Zoning Code Spurs Suit

The federal government has sued the Rockland County village of Airmont, N.Y., alleging that the town's zoning code violates the religious freedom of Hasidic Jews by prohibiting boarding schools.

The government contends that Congregation Mischknois Lavier Jakov uses boarding schools to "minimize outside influences and to intensify the religious learning experience," so the rule prevents something "their faith mandates."

A previous lawsuit filed by the government, in 1991, alleged that Airmont excluded Orthodox Jews by prohibiting prayer services in homes. The village was forced to amend its zoning code.

U.S. Attorney David Kelley said Monday that "zoning regulations that burden religious exercise and discriminate on the basis of religion cannot be tolerated."

The government is requesting that the ban on boarding schools be declared a violation of the Fair Housing Act and the Religious Land Use and Institutionalized Persons Act; that the zoning code be amended; and that the village be assessed an unspecified financial penalty.

-- Associated Press

Abuse Policies Backed

The Presbyterian Church (USA) has officially approved 11 new policies on clergy sexual abuse, marking a shift from focusing on the accused to protecting innocent victims, church leaders said.

The denomination approved 11 amendments related to the policies last summer. But to become church law, the reforms needed to be ratified by a majority of the church's 173 regional bodies, called presbyteries.

As of June 8, at least 120 presbyteries had approved the amendments, and they will become church law July 3, according to Presbyterian News Service.

"Out of fear of possible damage to those accused, our system has, at times, not allowed justice to be pursued for victims and survivors of abuse," said the Rev. Paul Masquelier, the chairman of a task force that drafted the amendments.

The reforms were sparked by a 2002 report that documented abuse by the late Rev. William Pruitt against at least 22 children at a missionary school in the Congo between 1945 and 1985. Pruitt died before he could be charged.

Church officials say they continue to hear from victims who thought they had no chance of finding justice.

The new laws, among other things, require church personnel to report allegations of abuse to civil authorities; give accusers and survivors a chance to participate in church disciplinary procedures; require disclosure of "out of church" legal settlements; and give presbyteries the right to place accused clergy on administrative leave.

Previous policy allowed clergy accused of abuse to remain in their jobs during an investigation.

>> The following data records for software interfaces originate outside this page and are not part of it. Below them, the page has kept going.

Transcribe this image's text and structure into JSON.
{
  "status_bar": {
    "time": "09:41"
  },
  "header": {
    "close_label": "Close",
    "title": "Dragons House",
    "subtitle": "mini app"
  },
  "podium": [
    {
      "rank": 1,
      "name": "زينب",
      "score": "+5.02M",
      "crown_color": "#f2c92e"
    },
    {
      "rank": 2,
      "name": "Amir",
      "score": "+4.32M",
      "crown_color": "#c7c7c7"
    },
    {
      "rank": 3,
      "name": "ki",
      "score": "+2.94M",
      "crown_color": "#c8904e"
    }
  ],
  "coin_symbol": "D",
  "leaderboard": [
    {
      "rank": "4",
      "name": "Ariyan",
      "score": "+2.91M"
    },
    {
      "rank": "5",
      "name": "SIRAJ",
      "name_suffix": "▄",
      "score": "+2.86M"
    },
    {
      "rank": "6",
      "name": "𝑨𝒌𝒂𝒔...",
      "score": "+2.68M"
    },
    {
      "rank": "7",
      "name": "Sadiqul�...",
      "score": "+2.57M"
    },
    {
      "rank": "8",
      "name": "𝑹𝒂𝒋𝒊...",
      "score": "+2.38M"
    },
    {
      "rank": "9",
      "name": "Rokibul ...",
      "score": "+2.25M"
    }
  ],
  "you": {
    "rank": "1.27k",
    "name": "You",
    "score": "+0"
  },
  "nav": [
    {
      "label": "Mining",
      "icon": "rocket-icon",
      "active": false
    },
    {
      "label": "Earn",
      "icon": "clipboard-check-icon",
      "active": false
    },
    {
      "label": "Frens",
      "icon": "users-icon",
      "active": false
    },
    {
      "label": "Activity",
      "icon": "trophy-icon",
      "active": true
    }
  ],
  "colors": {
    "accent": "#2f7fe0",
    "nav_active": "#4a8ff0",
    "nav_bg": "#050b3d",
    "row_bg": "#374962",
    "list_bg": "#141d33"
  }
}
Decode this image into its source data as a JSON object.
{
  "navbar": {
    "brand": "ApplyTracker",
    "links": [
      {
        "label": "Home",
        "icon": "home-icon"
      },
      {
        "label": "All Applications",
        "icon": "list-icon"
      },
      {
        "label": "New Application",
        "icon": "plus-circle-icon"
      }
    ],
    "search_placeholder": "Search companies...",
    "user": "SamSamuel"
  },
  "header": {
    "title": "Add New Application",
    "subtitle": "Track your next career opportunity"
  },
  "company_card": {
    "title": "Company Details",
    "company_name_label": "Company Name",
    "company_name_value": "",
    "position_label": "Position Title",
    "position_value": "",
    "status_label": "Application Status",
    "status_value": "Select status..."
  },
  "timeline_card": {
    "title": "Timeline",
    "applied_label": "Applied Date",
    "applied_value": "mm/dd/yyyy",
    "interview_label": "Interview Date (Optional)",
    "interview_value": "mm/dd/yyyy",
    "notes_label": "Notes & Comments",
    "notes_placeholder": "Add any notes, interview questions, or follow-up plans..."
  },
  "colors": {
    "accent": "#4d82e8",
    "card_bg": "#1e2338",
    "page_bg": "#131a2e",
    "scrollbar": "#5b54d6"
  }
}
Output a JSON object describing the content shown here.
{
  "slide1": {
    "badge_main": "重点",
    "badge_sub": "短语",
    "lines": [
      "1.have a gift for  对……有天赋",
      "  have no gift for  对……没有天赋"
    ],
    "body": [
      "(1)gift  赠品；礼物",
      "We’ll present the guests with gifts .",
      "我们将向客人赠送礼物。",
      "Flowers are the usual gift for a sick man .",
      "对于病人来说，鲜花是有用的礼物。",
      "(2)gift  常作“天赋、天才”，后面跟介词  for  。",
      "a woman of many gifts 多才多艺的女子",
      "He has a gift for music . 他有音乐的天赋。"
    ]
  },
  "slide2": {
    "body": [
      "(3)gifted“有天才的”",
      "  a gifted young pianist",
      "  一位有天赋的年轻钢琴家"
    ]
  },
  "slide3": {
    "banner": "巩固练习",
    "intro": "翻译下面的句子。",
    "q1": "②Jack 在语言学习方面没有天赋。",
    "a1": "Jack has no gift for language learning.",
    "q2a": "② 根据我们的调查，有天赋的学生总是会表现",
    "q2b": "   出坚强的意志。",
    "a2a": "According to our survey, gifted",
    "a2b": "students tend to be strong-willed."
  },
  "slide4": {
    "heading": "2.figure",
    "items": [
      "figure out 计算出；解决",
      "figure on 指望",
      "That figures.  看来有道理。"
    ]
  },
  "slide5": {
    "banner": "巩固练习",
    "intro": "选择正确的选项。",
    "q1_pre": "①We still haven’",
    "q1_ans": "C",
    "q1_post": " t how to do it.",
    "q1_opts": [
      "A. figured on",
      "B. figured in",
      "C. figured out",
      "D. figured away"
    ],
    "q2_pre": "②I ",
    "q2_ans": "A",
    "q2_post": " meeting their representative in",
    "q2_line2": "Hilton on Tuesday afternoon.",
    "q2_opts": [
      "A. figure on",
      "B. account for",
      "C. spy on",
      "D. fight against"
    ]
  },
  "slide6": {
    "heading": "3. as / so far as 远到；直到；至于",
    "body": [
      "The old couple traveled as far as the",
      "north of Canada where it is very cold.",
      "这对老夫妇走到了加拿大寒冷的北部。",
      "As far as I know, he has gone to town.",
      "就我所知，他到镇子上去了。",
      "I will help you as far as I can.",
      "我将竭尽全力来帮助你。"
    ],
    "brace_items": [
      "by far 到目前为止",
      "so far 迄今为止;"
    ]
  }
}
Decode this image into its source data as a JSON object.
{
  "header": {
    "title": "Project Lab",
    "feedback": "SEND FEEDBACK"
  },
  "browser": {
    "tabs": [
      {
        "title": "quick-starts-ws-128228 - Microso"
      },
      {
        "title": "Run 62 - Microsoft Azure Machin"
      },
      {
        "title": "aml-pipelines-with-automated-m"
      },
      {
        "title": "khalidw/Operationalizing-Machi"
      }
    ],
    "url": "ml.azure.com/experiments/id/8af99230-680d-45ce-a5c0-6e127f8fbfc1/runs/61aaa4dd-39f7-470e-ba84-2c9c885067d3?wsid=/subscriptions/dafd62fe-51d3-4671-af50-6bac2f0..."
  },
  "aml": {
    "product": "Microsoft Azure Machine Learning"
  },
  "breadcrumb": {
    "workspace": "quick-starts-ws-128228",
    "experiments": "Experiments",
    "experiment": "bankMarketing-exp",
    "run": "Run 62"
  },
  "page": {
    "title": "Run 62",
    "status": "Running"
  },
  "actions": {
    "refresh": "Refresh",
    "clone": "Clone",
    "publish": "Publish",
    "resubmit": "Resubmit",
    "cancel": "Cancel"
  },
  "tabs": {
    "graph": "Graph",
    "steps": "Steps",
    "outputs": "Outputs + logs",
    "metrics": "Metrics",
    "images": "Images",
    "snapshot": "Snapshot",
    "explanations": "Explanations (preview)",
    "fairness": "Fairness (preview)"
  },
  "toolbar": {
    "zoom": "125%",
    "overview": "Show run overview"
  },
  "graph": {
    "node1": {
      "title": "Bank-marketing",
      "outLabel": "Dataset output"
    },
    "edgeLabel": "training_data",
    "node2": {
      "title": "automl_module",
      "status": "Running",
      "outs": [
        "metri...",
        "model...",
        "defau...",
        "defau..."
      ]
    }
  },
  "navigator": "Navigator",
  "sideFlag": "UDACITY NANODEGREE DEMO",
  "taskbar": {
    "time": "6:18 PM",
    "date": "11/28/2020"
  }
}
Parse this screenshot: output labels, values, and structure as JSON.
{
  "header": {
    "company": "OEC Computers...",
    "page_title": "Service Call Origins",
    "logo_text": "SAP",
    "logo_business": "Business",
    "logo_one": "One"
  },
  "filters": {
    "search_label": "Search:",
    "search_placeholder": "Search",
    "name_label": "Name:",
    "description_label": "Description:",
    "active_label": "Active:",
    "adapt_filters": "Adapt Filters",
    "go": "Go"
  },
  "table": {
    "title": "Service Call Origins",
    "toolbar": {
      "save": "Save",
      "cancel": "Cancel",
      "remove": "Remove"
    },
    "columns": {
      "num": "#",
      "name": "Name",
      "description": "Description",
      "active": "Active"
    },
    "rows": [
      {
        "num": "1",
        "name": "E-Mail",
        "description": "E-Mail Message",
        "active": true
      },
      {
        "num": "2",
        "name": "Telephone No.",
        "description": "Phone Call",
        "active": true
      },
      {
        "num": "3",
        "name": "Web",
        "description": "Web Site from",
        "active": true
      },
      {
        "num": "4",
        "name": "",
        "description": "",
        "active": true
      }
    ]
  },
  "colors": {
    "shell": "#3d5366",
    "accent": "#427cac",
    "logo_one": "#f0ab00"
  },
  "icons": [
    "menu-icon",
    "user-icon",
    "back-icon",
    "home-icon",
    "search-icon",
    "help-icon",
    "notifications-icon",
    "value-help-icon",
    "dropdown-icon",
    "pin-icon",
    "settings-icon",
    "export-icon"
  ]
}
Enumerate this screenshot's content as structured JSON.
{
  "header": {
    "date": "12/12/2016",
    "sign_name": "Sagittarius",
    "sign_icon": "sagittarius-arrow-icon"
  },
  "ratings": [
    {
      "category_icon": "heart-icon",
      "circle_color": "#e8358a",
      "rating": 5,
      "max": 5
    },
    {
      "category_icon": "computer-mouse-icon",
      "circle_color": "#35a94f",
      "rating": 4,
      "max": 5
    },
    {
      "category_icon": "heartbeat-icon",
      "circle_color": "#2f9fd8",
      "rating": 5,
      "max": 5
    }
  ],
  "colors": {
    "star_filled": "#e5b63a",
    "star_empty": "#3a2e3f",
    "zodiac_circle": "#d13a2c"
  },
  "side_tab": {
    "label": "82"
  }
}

"Accusers and survivors of abuse are now stakeholders in the disciplinary process," said the Rev. Mark Tammen, director of the church's Department of Constitutional Services.

"We have flipped from being more concerned with protecting the rights of the accused," Tammen said.

-- Religion News Service